Perhaps it’s the lawyer in me, or maybe just the cynic, but whole swathes of social media have become too saccharine for my liking.
You know, the lovely people from OTT PR, the gushing social engagement/brand ambassadors that ask you to write, publish and promote, 500 words by the day-before-yesterday. Not for free, exactly. There’ll be lots of talk about reciprocity and how you’re a perfect match for their brand. (These guys are positively evangelical about the benefits of a little old-fashioned flattery). Most likely though, they’re not talking about Caribbean cruises, or even a selection box of botanical gins, but packets of breakfast cereal, wet wipes or an aerosol spray designed specifically to target toilet farts. Proffered gifts that can leave you feeling a bit deflated, that you’re on the wrong end of an unequal exchange.
On the other hand, I love the internet’s ability to democratise and subvert, the way it allows connections, the proliferation of experiences, the sharing of multiple perspectives, unfiltered by marketing departments, government agencies and spell-checker.
So, I am not a natural candidate for a well-orchestrated media campaign, but at #Blogfest2016, I broke the mould. It is, after all, the exception that often proves the rule. I listened to Dove talk about the Be Real Campaign.
Dove is supporting the Be Real Body Image Pledge, a national movement to change attitudes towards body image. The Be Real Body Image Pledge encourages organisations to promote the responsible portrayal of body image in advertising, media, fashion and music. Dove want bloggers to write about how they will support the pledge. And this (coupled with the chance to win a trip to Florida) got me thinking.

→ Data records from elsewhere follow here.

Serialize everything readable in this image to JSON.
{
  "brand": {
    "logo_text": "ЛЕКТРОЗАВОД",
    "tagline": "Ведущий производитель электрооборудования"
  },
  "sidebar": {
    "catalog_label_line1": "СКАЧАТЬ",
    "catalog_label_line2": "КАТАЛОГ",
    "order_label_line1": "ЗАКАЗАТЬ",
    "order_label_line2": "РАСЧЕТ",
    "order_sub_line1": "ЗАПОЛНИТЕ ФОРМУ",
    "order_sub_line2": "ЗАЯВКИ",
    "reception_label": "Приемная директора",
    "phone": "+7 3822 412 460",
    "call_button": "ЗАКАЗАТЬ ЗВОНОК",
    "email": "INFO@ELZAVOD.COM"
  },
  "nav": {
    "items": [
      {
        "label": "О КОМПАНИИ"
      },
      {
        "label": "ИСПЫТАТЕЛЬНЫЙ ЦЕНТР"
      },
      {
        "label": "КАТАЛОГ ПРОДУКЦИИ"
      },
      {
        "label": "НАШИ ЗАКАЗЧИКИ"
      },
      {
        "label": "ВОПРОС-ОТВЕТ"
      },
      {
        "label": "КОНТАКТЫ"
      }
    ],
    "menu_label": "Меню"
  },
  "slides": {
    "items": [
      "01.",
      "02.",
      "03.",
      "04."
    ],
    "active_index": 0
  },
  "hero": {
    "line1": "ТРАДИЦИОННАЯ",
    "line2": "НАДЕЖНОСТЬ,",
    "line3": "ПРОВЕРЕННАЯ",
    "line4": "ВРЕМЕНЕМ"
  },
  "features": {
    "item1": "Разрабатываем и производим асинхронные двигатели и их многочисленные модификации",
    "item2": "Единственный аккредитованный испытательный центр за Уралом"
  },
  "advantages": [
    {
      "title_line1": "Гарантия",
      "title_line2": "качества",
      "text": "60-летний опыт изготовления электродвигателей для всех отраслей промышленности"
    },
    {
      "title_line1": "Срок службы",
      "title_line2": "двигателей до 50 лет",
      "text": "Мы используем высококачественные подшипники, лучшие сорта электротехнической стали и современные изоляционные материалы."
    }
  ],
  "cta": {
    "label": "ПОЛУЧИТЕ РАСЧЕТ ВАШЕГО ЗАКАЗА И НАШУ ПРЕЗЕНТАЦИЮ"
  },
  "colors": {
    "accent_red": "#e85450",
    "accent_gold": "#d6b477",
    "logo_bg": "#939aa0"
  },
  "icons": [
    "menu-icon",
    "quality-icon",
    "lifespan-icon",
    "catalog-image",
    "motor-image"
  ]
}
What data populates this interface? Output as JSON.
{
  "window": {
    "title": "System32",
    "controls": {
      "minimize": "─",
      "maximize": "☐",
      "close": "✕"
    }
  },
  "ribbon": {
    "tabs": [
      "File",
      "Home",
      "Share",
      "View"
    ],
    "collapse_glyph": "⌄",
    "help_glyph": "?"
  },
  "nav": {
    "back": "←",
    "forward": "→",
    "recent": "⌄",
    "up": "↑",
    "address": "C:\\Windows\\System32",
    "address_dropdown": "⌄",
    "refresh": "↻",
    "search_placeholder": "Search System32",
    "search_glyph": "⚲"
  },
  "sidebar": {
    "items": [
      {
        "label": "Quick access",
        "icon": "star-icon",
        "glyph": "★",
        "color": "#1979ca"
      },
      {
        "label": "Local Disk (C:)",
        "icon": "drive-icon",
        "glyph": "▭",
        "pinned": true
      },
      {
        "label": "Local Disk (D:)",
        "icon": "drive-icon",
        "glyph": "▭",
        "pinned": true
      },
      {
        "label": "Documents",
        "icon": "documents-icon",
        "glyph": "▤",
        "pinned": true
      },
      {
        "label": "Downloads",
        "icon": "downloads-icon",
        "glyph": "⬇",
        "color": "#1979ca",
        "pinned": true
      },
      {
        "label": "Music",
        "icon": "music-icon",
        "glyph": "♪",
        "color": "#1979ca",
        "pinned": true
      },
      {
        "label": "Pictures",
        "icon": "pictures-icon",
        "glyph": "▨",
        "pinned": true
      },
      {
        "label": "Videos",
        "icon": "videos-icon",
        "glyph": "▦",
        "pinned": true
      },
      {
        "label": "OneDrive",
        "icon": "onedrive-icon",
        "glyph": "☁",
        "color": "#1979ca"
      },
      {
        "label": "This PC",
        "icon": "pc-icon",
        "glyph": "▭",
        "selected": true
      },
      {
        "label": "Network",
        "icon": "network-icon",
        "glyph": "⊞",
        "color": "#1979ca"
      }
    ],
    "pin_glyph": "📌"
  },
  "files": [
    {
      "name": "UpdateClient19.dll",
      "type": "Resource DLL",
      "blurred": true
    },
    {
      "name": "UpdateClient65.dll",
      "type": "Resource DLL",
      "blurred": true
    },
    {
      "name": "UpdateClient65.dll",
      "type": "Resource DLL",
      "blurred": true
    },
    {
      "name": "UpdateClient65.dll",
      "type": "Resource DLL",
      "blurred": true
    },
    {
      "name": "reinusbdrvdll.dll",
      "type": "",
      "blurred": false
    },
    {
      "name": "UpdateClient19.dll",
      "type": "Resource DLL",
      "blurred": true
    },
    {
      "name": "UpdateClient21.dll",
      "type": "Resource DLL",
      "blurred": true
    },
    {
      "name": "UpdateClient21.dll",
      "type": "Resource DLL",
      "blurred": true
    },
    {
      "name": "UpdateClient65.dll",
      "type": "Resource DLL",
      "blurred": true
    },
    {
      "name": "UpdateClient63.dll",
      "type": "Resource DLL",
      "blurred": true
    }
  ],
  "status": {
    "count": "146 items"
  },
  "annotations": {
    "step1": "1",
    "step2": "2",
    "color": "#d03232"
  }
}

According to research carried out by Dove, 70% of women think the media and advertising sets an unrealistic standard of beauty that most women can never achieve. This can have a major impact on women and girls’ self-esteem. It can make them hold back on important life activities, going-out socially, attending job interviews and even having enough confidence to voice their own opinions.
Travelling back from Blogfest on the Underground, I was reminded of that nettlesome poster which asked commuters if they were beach body ready.
Larger than life, a hyper-toned, svelte-yet-curvy, woman dons a tiny, bright yellow, bikini. She thrusts her chest out and confronts you with her anatomically impossible, small waist, and your own insecurities.
Beach body ready?
If not, she’ll supply the answer. And, guess what, it’s not a fleece-lined burkini or wet suit. (More viable options if, like us, you holiday in North Somerset rather than the Maldives).
Go, check out these weight loss products, she invites us.
Unfortunately, Dove’s competition rules prevent me from reproducing the image. Paragraph 6(a) says no profanity, and most of the offending posters have had Anglo Saxon expletives scrawled on them, or innovative suggestions on where the model can put her weight-loss pills.
As ad campaigns go, it misfired spectacularly. It provoked a media storm, 378 complaints to the Advertising Standards Authority and was nominated worst advert of the year. The Mayor for London, Sadiq Khan, and Transport for London banned it.
But the story doesn’t end there.
The Advertising Standards Agency did not find the advert irresponsible, which rather begs the question, What is?
The ASA said that it “understood the claim “Are you beach body ready?” invited readers to think about their figures,” but “did not consider the image of the model would shame women who had different body shapes into believing they needed to take a slimming supplement to feel confident wearing swimwear in public.”
Fair enough, as far as it goes. Judging by the wisecracks and parodies, many women weren’t fooled. For them, the offending product was about as appealing as the intestinal tapeworm diet.
However, the ASA’s conclusion ignores an important point. The insidious pictures of airbrushed perfection, the billboards of unreality, can leave even the most robust of us feeling a little bad about ourselves. We might not rush out and buy a slimming aid to put things right, but we may just think twice before wearing a swimming costume and joining our kids on the beach.
Organisations that sign up to the Be Real Body Pledge agree to promote positively different body shapes and sizes, people with and without disabilities, and all ages, genders and ethnicities. And that, I think, has got to be a good thing.
Dove want me to tell you how I’d like to make a difference.
I could say I’m more likely to buy products from companies which show real women, and real bodies, positively. The admission has more than a trace of solicitation and the saccharine about it, But, for once, that doesn’t make the aspiration any less true.
Being my best me, rather than a pale imitation of some adman’s wet dream, shows my son you don’t have to be perfect. It’s an important lesson. Feeling the sand between your toes, and the sudden shock of cool water, the taste of salt on your tongue, the crystalline crust it leaves behind as your skin dries in the sun. These are all there, pleasures for the taking, whether you’re a size zero, or 20.
Of course, I’d still like to scale the billboards, and deface them with my subversive wit. But I’ve no head for heights, and besides the Law Society and CPS take a dim view of criminal damage and public order offences.
Just don’t ask me if I’m beach body ready, not unless you want sand kicked in your face.
I created this post as a competition entry in support of Dove and the Be Real Body Image Pledge